What you eat affects how you think, this may sound a little outlandish to some but what you eat can impact quite heavily on thought patterns. The gut is responsible for so much more than we have ever realised before. Think of your brain as a tree, the foligage and branches make up the large portion of it. The trunk heads down to the gut where the roots are nourished, if there is a pile of red cordial and deep fried matter in the gut then what nourishment do the roots take back up to the brain? Nothing, absolutely nothing and this is only the breakfast we have discussed here. Top it off with a pie for lunch and some more deep fried matter at night along with a stop at the dessert bar for some gluten and sugar - it's a recipe for disaster for the brain. Don't get me wrong - for some people having the FIFO food is a luxury but I am focusing on the vulnerable here.

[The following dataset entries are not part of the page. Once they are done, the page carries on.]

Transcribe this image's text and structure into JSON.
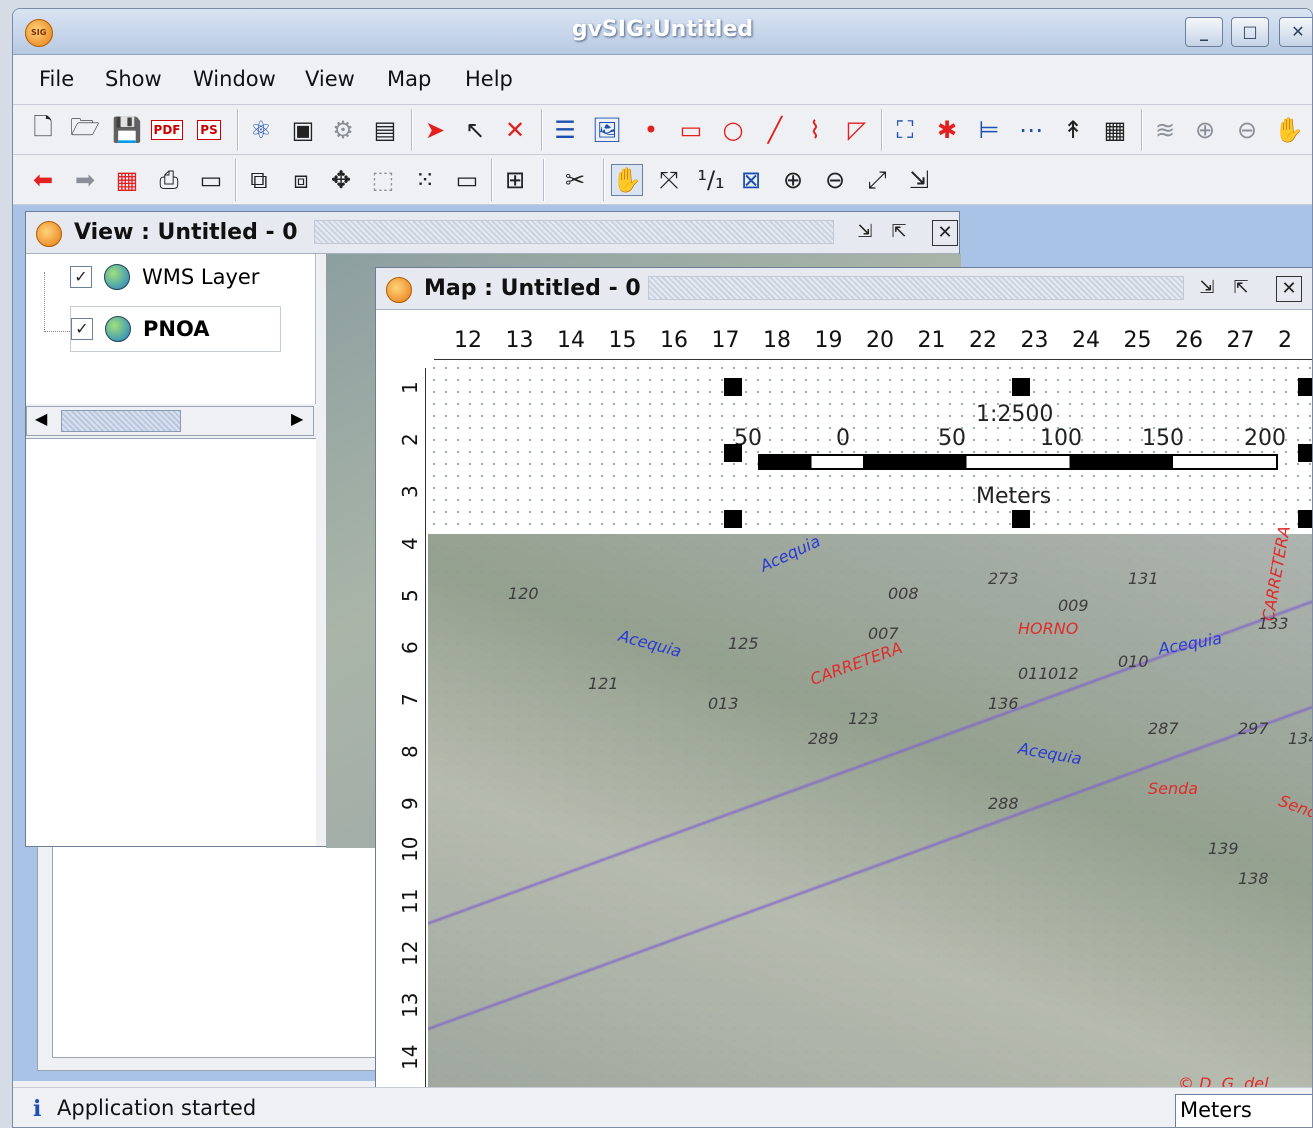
{
  "window": {
    "title": "gvSIG:Untitled",
    "controls": [
      "_",
      "□",
      "✕"
    ]
  },
  "menu": [
    "File",
    "Show",
    "Window",
    "View",
    "Map",
    "Help"
  ],
  "view_frame": {
    "title": "View : Untitled  -  0",
    "layers": [
      {
        "name": "WMS Layer",
        "checked": true
      },
      {
        "name": "PNOA",
        "checked": true
      }
    ]
  },
  "map_frame": {
    "title": "Map : Untitled  -  0",
    "ruler_h": [
      "12",
      "13",
      "14",
      "15",
      "16",
      "17",
      "18",
      "19",
      "20",
      "21",
      "22",
      "23",
      "24",
      "25",
      "26",
      "27",
      "2"
    ],
    "ruler_v": [
      "1",
      "2",
      "3",
      "4",
      "5",
      "6",
      "7",
      "8",
      "9",
      "10",
      "11",
      "12",
      "13",
      "14"
    ],
    "scale_text": "1:2500",
    "scale_ticks": [
      "50",
      "0",
      "50",
      "100",
      "150",
      "200"
    ],
    "scale_units": "Meters",
    "map_labels": [
      {
        "text": "Acequia",
        "color": "blue"
      },
      {
        "text": "Acequia",
        "color": "blue"
      },
      {
        "text": "Acequia",
        "color": "blue"
      },
      {
        "text": "Acequia",
        "color": "blue"
      },
      {
        "text": "CARRETERA",
        "color": "red"
      },
      {
        "text": "CARRETERA",
        "color": "red"
      },
      {
        "text": "HORNO",
        "color": "red"
      },
      {
        "text": "Senda",
        "color": "red"
      },
      {
        "text": "Senda",
        "color": "red"
      },
      {
        "text": "273",
        "color": "dark"
      },
      {
        "text": "131",
        "color": "dark"
      },
      {
        "text": "133",
        "color": "dark"
      },
      {
        "text": "120",
        "color": "dark"
      },
      {
        "text": "125",
        "color": "dark"
      },
      {
        "text": "121",
        "color": "dark"
      },
      {
        "text": "123",
        "color": "dark"
      },
      {
        "text": "136",
        "color": "dark"
      },
      {
        "text": "287",
        "color": "dark"
      },
      {
        "text": "289",
        "color": "dark"
      },
      {
        "text": "288",
        "color": "dark"
      },
      {
        "text": "297",
        "color": "dark"
      },
      {
        "text": "134",
        "color": "dark"
      },
      {
        "text": "138",
        "color": "dark"
      },
      {
        "text": "139",
        "color": "dark"
      },
      {
        "text": "008",
        "color": "dark"
      },
      {
        "text": "009",
        "color": "dark"
      },
      {
        "text": "007",
        "color": "dark"
      },
      {
        "text": "012",
        "color": "dark"
      },
      {
        "text": "013",
        "color": "dark"
      },
      {
        "text": "011",
        "color": "dark"
      },
      {
        "text": "010",
        "color": "dark"
      },
      {
        "text": "© D. G. del Catastro",
        "color": "red"
      }
    ]
  },
  "status": {
    "message": "Application started",
    "units": "Meters"
  },
  "colors": {
    "accent": "#1e4fae",
    "desktop": "#a9c3e6",
    "red_label": "#e02020",
    "blue_label": "#2030d0"
  }
}
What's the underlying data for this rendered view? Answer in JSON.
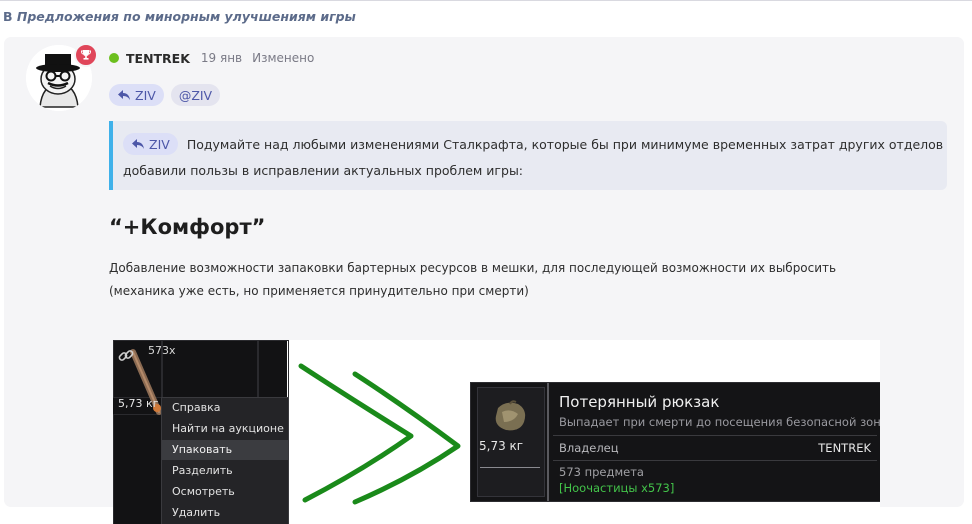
{
  "breadcrumb": {
    "prefix": "В",
    "topic": "Предложения по минорным улучшениям игры"
  },
  "post": {
    "author": "TENTREK",
    "date": "19 янв",
    "edited": "Изменено",
    "reply_chip": "ZIV",
    "mention_chip": "@ZIV",
    "quote": {
      "chip": "ZIV",
      "line1": "Подумайте над любыми изменениями Сталкрафта, которые бы при минимуме временных затрат других отделов",
      "line2": "добавили пользы в исправлении актуальных проблем игры:"
    },
    "heading": "“+Комфорт”",
    "para1": "Добавление возможности запаковки бартерных ресурсов в мешки, для последующей возможности их выбросить",
    "para2": "(механика уже есть, но применяется принудительно при смерти)"
  },
  "screenshot": {
    "inventory": {
      "count": "573x",
      "weight": "5,73 кг",
      "menu": [
        "Справка",
        "Найти на аукционе",
        "Упаковать",
        "Разделить",
        "Осмотреть",
        "Удалить"
      ],
      "highlighted_index": 2
    },
    "tooltip": {
      "title": "Потерянный рюкзак",
      "subtitle": "Выпадает при смерти до посещения безопасной зоны",
      "weight": "5,73 кг",
      "owner_label": "Владелец",
      "owner_value": "TENTREK",
      "items": "573 предмета",
      "contents": "[Ноочастицы x573]"
    }
  },
  "colors": {
    "accent": "#4d57a8",
    "quote_border": "#3fb1ea",
    "online": "#6cbf1e",
    "badge": "#e0465a",
    "arrow": "#1a8a1a",
    "tooltip_green": "#43c44a"
  }
}
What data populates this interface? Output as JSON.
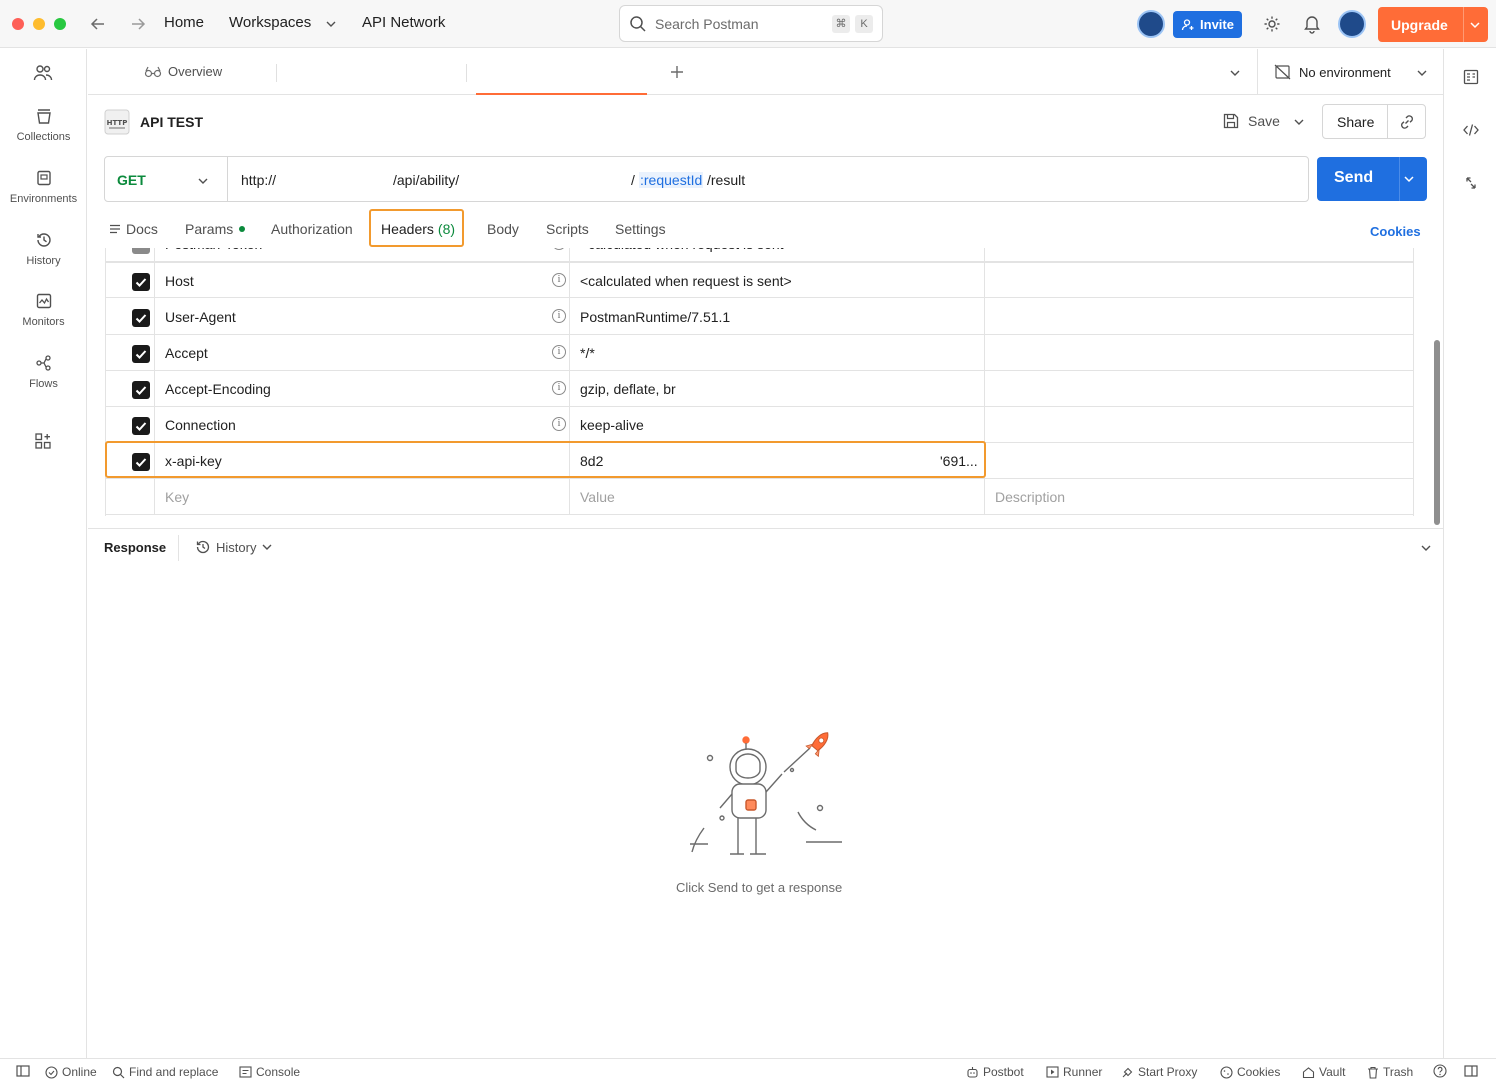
{
  "topbar": {
    "nav_links": [
      "Home",
      "Workspaces",
      "API Network"
    ],
    "search_placeholder": "Search Postman",
    "shortcut_keys": [
      "⌘",
      "K"
    ],
    "invite_label": "Invite",
    "upgrade_label": "Upgrade"
  },
  "sidebar": {
    "items": [
      {
        "label": "Collections",
        "icon": "collections-icon"
      },
      {
        "label": "Environments",
        "icon": "environments-icon"
      },
      {
        "label": "History",
        "icon": "history-icon"
      },
      {
        "label": "Monitors",
        "icon": "monitors-icon"
      },
      {
        "label": "Flows",
        "icon": "flows-icon"
      }
    ]
  },
  "tabs": {
    "overview_label": "Overview",
    "environment_label": "No environment"
  },
  "request": {
    "name": "API TEST",
    "save_label": "Save",
    "share_label": "Share",
    "method": "GET",
    "url_parts": [
      "http://",
      "/api/ability/",
      "/",
      ":requestId",
      "/result"
    ],
    "send_label": "Send"
  },
  "subtabs": {
    "docs": "Docs",
    "params": "Params",
    "authorization": "Authorization",
    "headers": "Headers",
    "headers_count": "(8)",
    "body": "Body",
    "scripts": "Scripts",
    "settings": "Settings",
    "cookies": "Cookies"
  },
  "headers_table": {
    "partial_row": {
      "key": "Postman-Token",
      "value": "<calculated when request is sent>"
    },
    "rows": [
      {
        "key": "Host",
        "value": "<calculated when request is sent>"
      },
      {
        "key": "User-Agent",
        "value": "PostmanRuntime/7.51.1"
      },
      {
        "key": "Accept",
        "value": "*/*"
      },
      {
        "key": "Accept-Encoding",
        "value": "gzip, deflate, br"
      },
      {
        "key": "Connection",
        "value": "keep-alive"
      },
      {
        "key": "x-api-key",
        "value": "8d2",
        "value_tail": "'691..."
      }
    ],
    "placeholders": {
      "key": "Key",
      "value": "Value",
      "description": "Description"
    }
  },
  "response": {
    "label": "Response",
    "history_label": "History",
    "empty_message": "Click Send to get a response"
  },
  "statusbar": {
    "left": [
      "Online",
      "Find and replace",
      "Console"
    ],
    "right": [
      "Postbot",
      "Runner",
      "Start Proxy",
      "Cookies",
      "Vault",
      "Trash"
    ]
  },
  "colors": {
    "accent_blue": "#1f6fe0",
    "upgrade_orange": "#ff6c37",
    "highlight_orange": "#f29a2e",
    "get_green": "#0b8a3c"
  }
}
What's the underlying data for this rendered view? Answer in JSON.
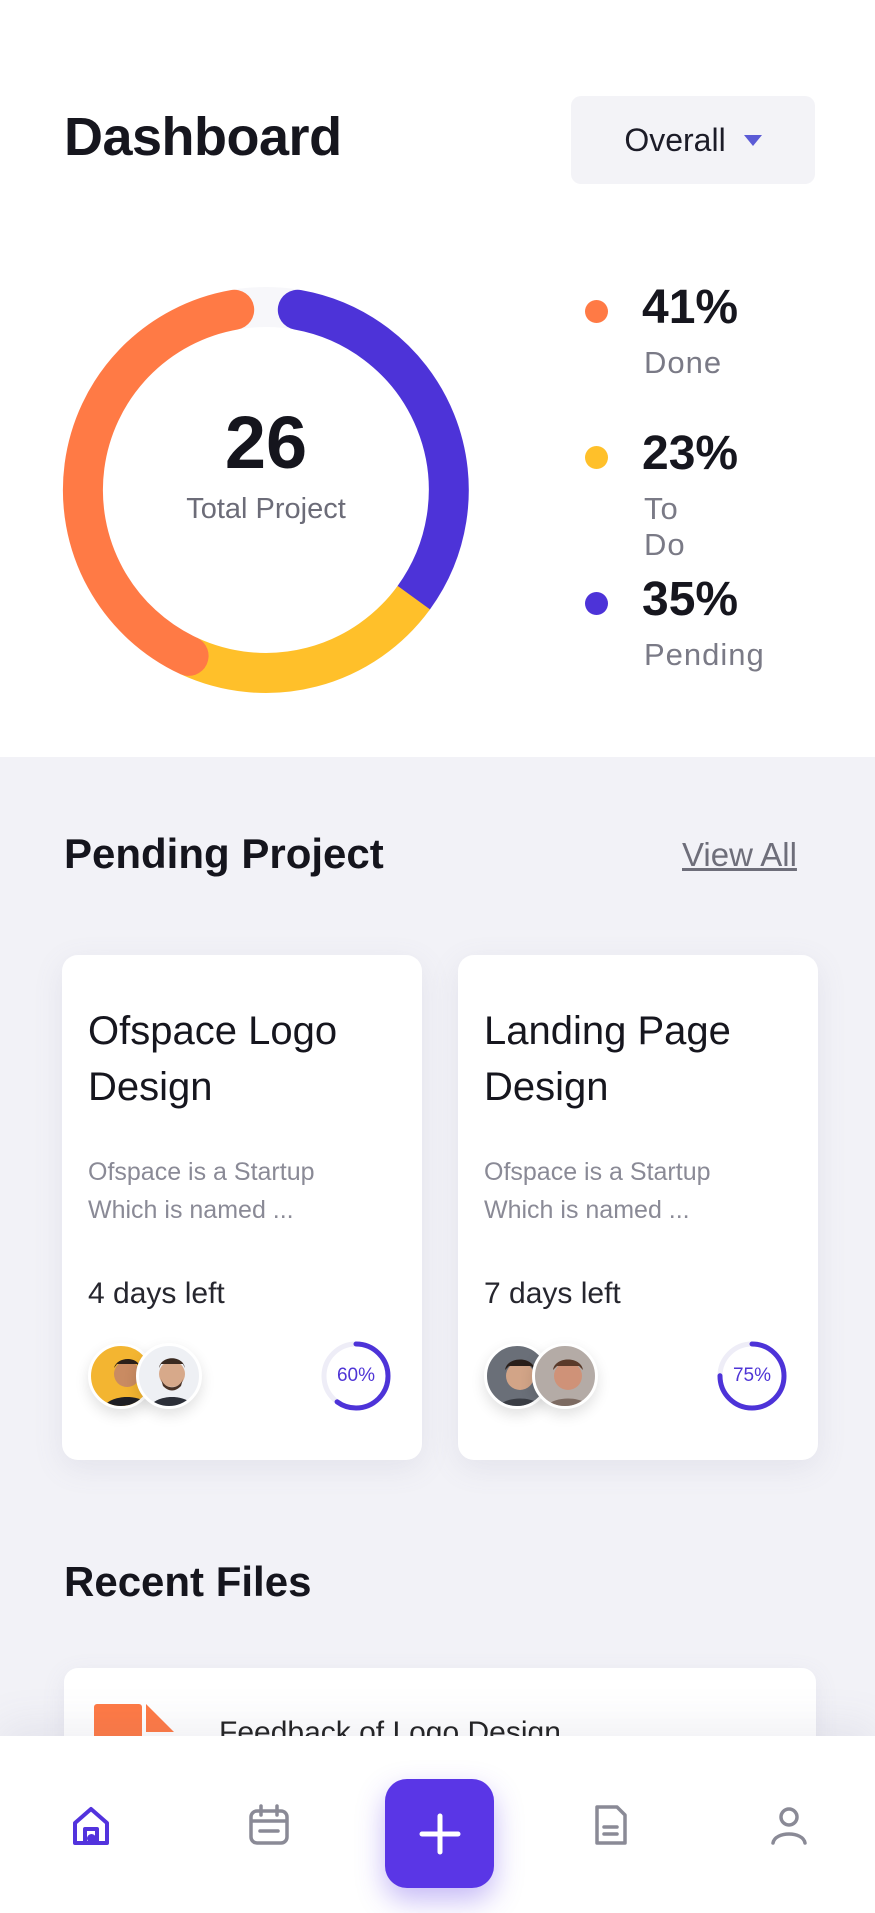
{
  "header": {
    "title": "Dashboard",
    "filter_label": "Overall"
  },
  "summary": {
    "total_value": "26",
    "total_label": "Total Project",
    "colors": {
      "done": "#ff7a45",
      "todo": "#ffc02a",
      "pending": "#4d33d8"
    },
    "legend": [
      {
        "pct": "41%",
        "label": "Done",
        "color": "#ff7a45"
      },
      {
        "pct": "23%",
        "label": "To Do",
        "color": "#ffc02a"
      },
      {
        "pct": "35%",
        "label": "Pending",
        "color": "#4d33d8"
      }
    ]
  },
  "pending": {
    "title": "Pending Project",
    "view_all": "View All",
    "cards": [
      {
        "title_line1": "Ofspace Logo",
        "title_line2": "Design",
        "desc_line1": "Ofspace is a Startup",
        "desc_line2": "Which is named ...",
        "days": "4 days left",
        "progress_label": "60%",
        "progress": 0.6
      },
      {
        "title_line1": "Landing Page",
        "title_line2": "Design",
        "desc_line1": "Ofspace is a Startup",
        "desc_line2": "Which is named ...",
        "days": "7 days left",
        "progress_label": "75%",
        "progress": 0.75
      }
    ]
  },
  "recent": {
    "title": "Recent Files",
    "files": [
      {
        "name": "Feedback of Logo Design",
        "icon": "file-icon"
      }
    ]
  },
  "tabbar": {
    "accent": "#5a36e6",
    "items": [
      "home-icon",
      "calendar-icon",
      "plus-icon",
      "document-icon",
      "profile-icon"
    ]
  }
}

The brain needs nourishing fats to be able to function properly - think omega 3's including walnuts and salmon, other fats such as avocado and olive oil. How often do you see these items on a minesite? Exactly, the only thing I have ever seen is olive oil but that is not used widely. I highly recommend FIFO workers to supplement with a good quality fish oil.
Relationships - I have lost count of how many people I know who work FIFO who have split with their families/partners/wives/husbands due to their FIFO lifestyle. What about the children, I know so many men in particular who have missed their children's first steps, words, birthdays. These children grow up without a father which i can imagine is rather taxing on the mental health of these men.
At what cost has FIFO given to our community? For a start it's become and incredibly expensive place to live and own a house. This adds extra pressure to said vulnerable FIFO workers with their incredibly large mortgages, they feel pressured to stay in such an occupation because they could never afford to pay the mortgage with a 'town job'.
So commonly talked about is the swiss cheese effect in mining so if we continue with that theme lets look at the factors above again - a fatigued male who has no sun exposure, is incredibly fatigued and has been drinking alcohol at night and eating poor quality foods in addition to that. Imagine hes having issues at home with his partner with whom he hasn't seen for four weeks, it's not a good picture to paint, the holes in the swiss cheese are starting to line up.
Unfortunately I have not had a chance to finish this, but I will do so in the coming weeks and make it less of a ramble and more of an informed easy to read article. Thanks for reading the unedited version and please look after our FIFO friends who may be calling out for help.
Vital Health & Nutrition
A few delightful photo galleries, a few controversial topics.